Modern Perspectives in Advanced Melanoma - Episode 2
Evan J. Lipson, MD: The MSLT-II data have been practice changing for multidisciplinary teams, surgery in particular. It used to be that patients with a positive sentinel lymph node in the setting of melanoma would almost invariably go on to a completion lymph node dissection, or at least completion lymph node dissection was the standard of care. The results from the MSLT-II study, of course, demonstrated that there was not an overall survival benefit to doing that. The practice with patients now is that those with a positive sentinel node are oftentimes done with surgery unless there’s a compelling reason to continue with a lymphadenectomy. Those patients, after a positive sentinel node has been found, are oftentimes transferred over to the care of a medical oncologist for the consideration of adjuvant medical therapy.
Brian Gastman, MD: MSLT-II and the ECOG study are in an area of strong interest to me, not just because I am a surgeon but because I do new therapy clinical trials. I’m also interested in the studies’ ramifications. To go back a bit, part of what happened was timing. MSLT-II reported out within around 12 months of KEYNOTE-054, CheckMate 238, and COMBI-AD, which were all the adjuvant trials.
Here is the problem: MSLT-II shows that completion lymphadenectomy after a positive sentinel node—we’re talking about microscopic metastatic disease by definition—did not improve survival. It did improve local-regional relapse-free survival, and that might have ramifications. In that trial, nobody had access to the modern immunotherapies, not even the modern anti-CTLA4 therapies.
Fast-forward to when all those trials were read out, within 12 months. They all required, for those patients with the same scenario, completion lymphadenectomy, so neither trial intersected completely. MSLT-II didn’t have the benefit of the adjuvant therapies, but it said, “Don’t do completion lymphadenectomy.” The 3 major adjuvant trials required completion lymphadenectomy, and most people in their minds have just decided that they will give up completion lymphadenectomy.
If you look at MSLT-II carefully, you will see that there was 1 subset of patients who were head and neck melanoma patients. It is probably because they were understudies, but they were almost better off if they had a neck dissection, not to mention the fact that, when patients recur in the neck, it might be a much worse situation than if they recur elsewhere. They can injure cranial nerves and create long-term permanent functional disabilities as well as cosmetic, aesthetic, and psychosocial problems related to deformity.
The question then is this: For head and neck patients, especially because all the adjuvant data assume they had a neck dissection, we will offer some a neck dissection.

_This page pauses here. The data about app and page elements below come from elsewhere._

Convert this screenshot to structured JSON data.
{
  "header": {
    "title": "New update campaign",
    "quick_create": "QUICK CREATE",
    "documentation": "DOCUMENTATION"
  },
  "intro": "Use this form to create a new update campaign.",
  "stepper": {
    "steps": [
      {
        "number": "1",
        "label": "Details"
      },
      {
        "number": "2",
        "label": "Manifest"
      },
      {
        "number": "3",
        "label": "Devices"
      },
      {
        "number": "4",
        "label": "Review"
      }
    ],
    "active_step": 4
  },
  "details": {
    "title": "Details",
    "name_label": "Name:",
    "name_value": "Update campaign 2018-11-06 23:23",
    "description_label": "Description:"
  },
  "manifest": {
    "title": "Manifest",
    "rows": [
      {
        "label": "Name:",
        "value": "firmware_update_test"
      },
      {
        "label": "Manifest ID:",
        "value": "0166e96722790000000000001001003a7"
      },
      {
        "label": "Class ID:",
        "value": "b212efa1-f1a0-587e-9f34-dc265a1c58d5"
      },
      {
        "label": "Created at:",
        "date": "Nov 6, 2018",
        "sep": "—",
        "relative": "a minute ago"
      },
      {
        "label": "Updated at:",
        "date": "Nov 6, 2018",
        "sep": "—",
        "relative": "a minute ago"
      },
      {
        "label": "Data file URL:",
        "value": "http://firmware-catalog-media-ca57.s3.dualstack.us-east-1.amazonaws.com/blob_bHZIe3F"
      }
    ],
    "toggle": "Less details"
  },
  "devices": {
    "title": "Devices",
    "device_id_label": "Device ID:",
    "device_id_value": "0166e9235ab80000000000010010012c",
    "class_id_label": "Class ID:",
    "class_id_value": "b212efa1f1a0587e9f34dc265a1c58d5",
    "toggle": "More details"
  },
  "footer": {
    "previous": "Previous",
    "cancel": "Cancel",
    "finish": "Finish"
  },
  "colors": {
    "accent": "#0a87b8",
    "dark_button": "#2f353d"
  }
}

We will certainly look at how much tumor burden was in the sentinel node and will make that decision. There is a trial that is percolating now in a cooperative group that may eventually get approved; we will see. We are trying to answer some of these questions, but that is pending as we speak.
For the most part, because we have so much good salvage therapy, we can still operate on the patients later, including anybody below the clavicles with a positive sentinel node regardless of how much disease was present. In fact, in MLST-II, the more disease you had in the lymph node, the less likely lymphadenectomy had any difference, and that’s likely because the cat was already out of the bag: It’s probably really stage IV disease.
We won’t do completion lymphadenectomies unless the patient was absolutely adamant about it. Above the clavicles, I would say maybe one-third of my patients will go on to get a completion lymphadenectomy because of MSLT-II and because of the ramifications of going back and salvaging the situation, if it is even salvageable, with neck dissections, parotidectomy, and so on. You are now dealing with much larger disease.
Transcript Edited for Clarity